I’ve just uploaded a little video on YouTube which shows some footage from a game prototype I’m working on at the moment. Running on the Cryengine of course. I’m keeping a lot of things under wrap still, and this is all very preliminary stuff. None of the models or animations or textures are final of course. Still, it may give people a sense of what I’m going for. That is an extremely violent, ugly and aggressive gaming experience, as you can see for yourself in the video below… 😉
I’ve been reworking the overall organization of my character pipeline, and here’s the result. On the figure below you can see the way a model is broken down into basic building blocks which are then assembled into the final puppet.
The picture below shows in more details the overall Maya folder structure of a single character (let’s say a biped). In the right-hand side is a list of MEL scripts used to assemble all the pieces together.
The great thing in following such a precise organization is that you can then follow the same rules for any character you build without having to stop and wonder where you stored this or that file.
It took me a long time as I had to learn much about the whole process. I was already familiar with animation of course, and I knew a bit about modeling and rigging, but I had to work hard to learn about surfacing, lighting and compositing. Well, at least the basics so I could develop a mini-pipeline to take the shots from 2d drawings to 3d animatic to final compositing without too much hassle. And boy was that hard! But it is definitely rewarding to see the scenes and characters coming to “life” which were for almost two years simple figments of my imagination…
The teaser is very short and the music is only a temp track. The real soundtrack you’ll hear in the movie is a beautiful choral piece composed by the very talented Thomas Hjort Jensen.
(Also, at the end it says “2009”, but I’m afraid it’s only wishful thinking!)
In other unrelated big news, I’m happy to announce that I’ll be directing the animation of a movie being produced by Universal in a French studio called Mac Guff Line (located in Paris). So I’ll be moving back to France in the month of January. Exciting times!
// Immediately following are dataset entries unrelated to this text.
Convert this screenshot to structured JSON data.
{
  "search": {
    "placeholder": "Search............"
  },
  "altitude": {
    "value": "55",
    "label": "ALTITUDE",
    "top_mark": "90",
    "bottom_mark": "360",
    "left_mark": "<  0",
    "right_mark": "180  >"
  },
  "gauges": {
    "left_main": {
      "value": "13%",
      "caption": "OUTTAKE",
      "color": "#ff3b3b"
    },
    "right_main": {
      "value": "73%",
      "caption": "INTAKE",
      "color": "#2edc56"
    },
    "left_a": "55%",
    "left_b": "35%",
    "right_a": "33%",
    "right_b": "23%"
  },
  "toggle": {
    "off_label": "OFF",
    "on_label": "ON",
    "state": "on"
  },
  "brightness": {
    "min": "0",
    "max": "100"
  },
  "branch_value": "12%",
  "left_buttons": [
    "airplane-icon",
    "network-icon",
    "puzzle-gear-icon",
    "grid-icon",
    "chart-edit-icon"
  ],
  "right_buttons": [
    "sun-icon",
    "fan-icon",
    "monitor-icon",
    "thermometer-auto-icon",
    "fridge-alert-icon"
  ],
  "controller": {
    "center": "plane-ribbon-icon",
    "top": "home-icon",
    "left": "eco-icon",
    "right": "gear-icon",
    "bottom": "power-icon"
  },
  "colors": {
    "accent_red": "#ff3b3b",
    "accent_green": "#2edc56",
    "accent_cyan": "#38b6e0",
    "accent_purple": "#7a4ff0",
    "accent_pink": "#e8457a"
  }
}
I’ve recently moved the first couple of shots through the whole pipeline, from animatic to “final” compositing stage. Of course, as on any movie, I’m sure I’ll tweak the shots before the production is over though, just to upgrade them to a higher level of quality. Anyway, it’s really rewarding! Yay! 😀
Oh, and a good friend of mine named Fabrice Joubert just finished his short movie called French Roast. Congrats to him and the crew! Try and catch it in festivals, it’s all good!
I’ve just started my wonderful adventures in render-land, and I’ve recently had to setup a (very small) render farm. After having experienced difficulties finding information online for doing so, I wrote a few simple tips about setting up a couple of machines for the purpose of network rendering with Mental Ray and Maya. This is fairly technical stuff, but who knows, maybe some of you will find that useful…
Since I didn’t post any movie-related news for quite a while, I just wanted to say I’m working right now on the rigging of the characters. Then I’ll move on to surfacing. I know I’m repeating myself but it’s a huge amount of work!
I won’t be posting many pictures, since I want to keep a lot of things under wrap still. It’s a bit silly not to be able to show the better parts of one’s own work, but I believe the impact of the discovery will be greater that way.
So I’m just posting an older picture which is one of those quick-and-dirty tests you do so many times during the course of a production. In this case I was just testing the rig when I “took the picture”. But that’ll have to do for now… 😀
I released a new poseLib version with a couple of minor fixes. As usual you can find it here. I also updated the shotCam rig with both a new shotCam.ma file and the matching shotCamLister script which you can find here. Another addition to the Crysis tools I put up is crysisCleanupObj which fixes the problems inherent to exporting a brush as an .obj file from Sandbox2. It’s available on the MEL scripts page.
As a side note, I see my little Crysis map has been downloaded more then a thousand and six hundred times on Crymod (and I don’t dare to look how many times on this site). That’s just ridiculous.
Oh and I’m 99% done with the first pass of the 3D layout on my movie. Yay!